Background Free local bus travel is available to all people over state pension age in England via the older people’s bus pass. Recent calls to means-test the scheme have prompted policy interest in the distribution of holding the bus pass, while previous research has associated the bus pass with health benefits. We will investigate i) the socio-demographic characteristics of holders of the bus pass, ii) use of public transport amongst older people and iii) the relationship between having a bus pass and gait speed and adiposity.
Methods We used data on 4650 older people we were certain were eligible for a bus pass (aged ≥62 years) at wave 6 of the English Longitudinal Study of Ageing (ELSA). Gait speed was assessed by a timed 8 feet walk, and measures of adiposity were objectively measured Body Mass Index (BMI) and waist circumference. Analyses adjusted for age, wealth, labour market status, problems with activities of daily living, mobility problems and access to a car.

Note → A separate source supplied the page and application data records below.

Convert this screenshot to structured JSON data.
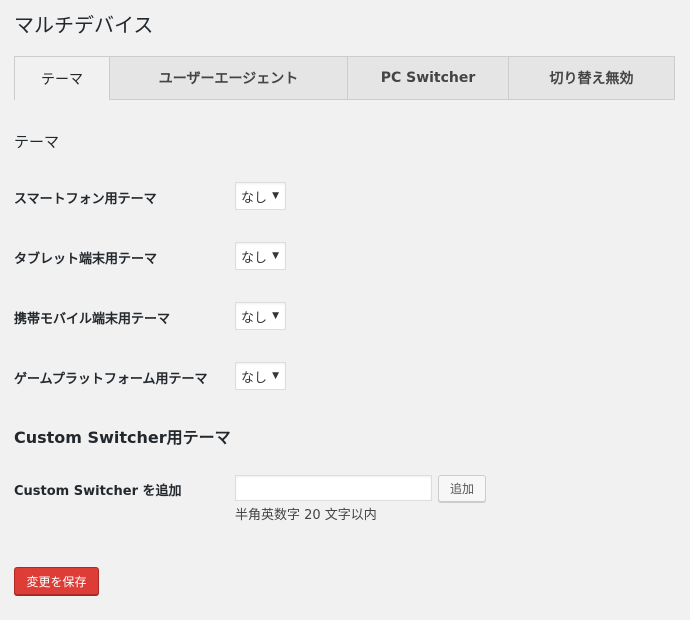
{
  "page": {
    "title": "マルチデバイス"
  },
  "tabs": [
    {
      "label": "テーマ"
    },
    {
      "label": "ユーザーエージェント"
    },
    {
      "label": "PC Switcher"
    },
    {
      "label": "切り替え無効"
    }
  ],
  "theme_section": {
    "heading": "テーマ",
    "rows": [
      {
        "label": "スマートフォン用テーマ",
        "value": "なし"
      },
      {
        "label": "タブレット端末用テーマ",
        "value": "なし"
      },
      {
        "label": "携帯モバイル端末用テーマ",
        "value": "なし"
      },
      {
        "label": "ゲームプラットフォーム用テーマ",
        "value": "なし"
      }
    ],
    "select_arrow": "▼"
  },
  "custom_section": {
    "heading": "Custom Switcher用テーマ",
    "add_label": "Custom Switcher を追加",
    "input_value": "",
    "add_button": "追加",
    "hint": "半角英数字 20 文字以内"
  },
  "save_button": "変更を保存",
  "colors": {
    "save_button_bg": "#dd3d36",
    "background": "#f1f1f1"
  }
}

Logistic regression assessed predictors of holding a bus pass and the use of public transport at least once a month. Sex-stratified linear regression models assessed the associations of the bus pass with gait speed and adiposity.
Results Overall 86.3% of our sample had a bus pass. Bus pass holders were more likely to be female (89.1% vs. 82.9% of men, p < 0.001), retired (88.8% vs. 73.1% of those in paid work, p < 0.001) and without access to a car (94.9% vs. 85.0% of those with access to a car, p < 0.001). Bus pass holders were more likely to use public transport at least once a month than non-holders (82.2% vs. 33.2%, p < 0.001).

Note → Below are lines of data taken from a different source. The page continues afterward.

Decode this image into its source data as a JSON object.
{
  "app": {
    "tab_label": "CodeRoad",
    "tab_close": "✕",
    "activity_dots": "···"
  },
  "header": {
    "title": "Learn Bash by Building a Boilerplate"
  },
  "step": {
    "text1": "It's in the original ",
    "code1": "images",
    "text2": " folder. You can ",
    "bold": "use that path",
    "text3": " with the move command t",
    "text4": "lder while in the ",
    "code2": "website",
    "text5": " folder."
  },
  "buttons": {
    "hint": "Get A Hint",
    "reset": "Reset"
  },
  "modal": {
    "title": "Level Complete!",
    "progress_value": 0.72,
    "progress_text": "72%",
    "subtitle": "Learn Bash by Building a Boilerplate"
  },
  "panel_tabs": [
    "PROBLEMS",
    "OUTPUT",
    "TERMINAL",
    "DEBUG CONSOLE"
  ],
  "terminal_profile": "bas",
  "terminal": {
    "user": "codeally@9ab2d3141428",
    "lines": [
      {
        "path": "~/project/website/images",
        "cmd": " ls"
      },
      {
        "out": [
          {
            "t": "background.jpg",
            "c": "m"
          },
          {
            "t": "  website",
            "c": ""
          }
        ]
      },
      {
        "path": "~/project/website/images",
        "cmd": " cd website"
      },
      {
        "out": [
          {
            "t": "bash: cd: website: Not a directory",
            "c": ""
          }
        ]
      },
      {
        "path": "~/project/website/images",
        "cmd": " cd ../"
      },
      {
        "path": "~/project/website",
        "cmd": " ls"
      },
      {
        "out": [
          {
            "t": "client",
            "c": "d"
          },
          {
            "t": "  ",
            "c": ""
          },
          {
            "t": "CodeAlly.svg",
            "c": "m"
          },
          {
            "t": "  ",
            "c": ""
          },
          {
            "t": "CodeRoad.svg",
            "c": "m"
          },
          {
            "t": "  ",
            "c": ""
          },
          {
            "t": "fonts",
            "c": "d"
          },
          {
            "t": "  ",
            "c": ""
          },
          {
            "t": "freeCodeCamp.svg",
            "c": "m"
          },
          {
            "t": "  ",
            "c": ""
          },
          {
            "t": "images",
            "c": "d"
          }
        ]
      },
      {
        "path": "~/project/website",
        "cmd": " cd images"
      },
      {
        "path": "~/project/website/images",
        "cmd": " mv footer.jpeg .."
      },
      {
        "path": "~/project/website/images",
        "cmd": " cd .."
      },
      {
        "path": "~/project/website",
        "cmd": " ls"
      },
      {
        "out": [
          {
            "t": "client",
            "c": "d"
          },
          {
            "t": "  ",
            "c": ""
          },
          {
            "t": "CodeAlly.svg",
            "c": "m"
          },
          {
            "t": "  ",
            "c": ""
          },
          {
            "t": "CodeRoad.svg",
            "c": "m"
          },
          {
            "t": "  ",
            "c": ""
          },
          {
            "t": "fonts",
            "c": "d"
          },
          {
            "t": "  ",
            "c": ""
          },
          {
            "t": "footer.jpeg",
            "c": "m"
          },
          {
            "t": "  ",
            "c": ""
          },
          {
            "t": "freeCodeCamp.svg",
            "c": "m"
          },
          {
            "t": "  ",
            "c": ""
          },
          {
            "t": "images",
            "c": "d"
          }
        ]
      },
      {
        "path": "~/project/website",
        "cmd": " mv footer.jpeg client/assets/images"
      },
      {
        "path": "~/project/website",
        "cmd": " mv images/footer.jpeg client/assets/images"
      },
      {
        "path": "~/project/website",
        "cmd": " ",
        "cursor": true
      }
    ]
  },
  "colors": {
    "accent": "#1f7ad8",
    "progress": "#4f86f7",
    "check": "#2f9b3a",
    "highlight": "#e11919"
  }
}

In fully adjusted models female bus pass holders had faster gait speed (β = 0.05, 95% Confidence Interval (CI) 0.02 to 0.09), lower mean BMI (–1.19 kg/m2, 95% CI –1.84 to –0.55) and lower mean waist circumference (–3.15 cm, 95% CI –4.69 to –1.61). These associations however, were not evident among men (e.g., –0.05 kg/m2, 95% CI –0.53 to 0.42 for BMI).
Conclusion While uptake of the bus pass is high, groups who may otherwise be at risk of social isolation are currently more likely to hold one. Those with a bus pass use public transport more frequently and have faster gait speeds and lower adiposity, in particular women. This points to potential unanticipated health benefits of the policy and should be noted when considering any alterations to the policy of free bus transport for older people.
- Older people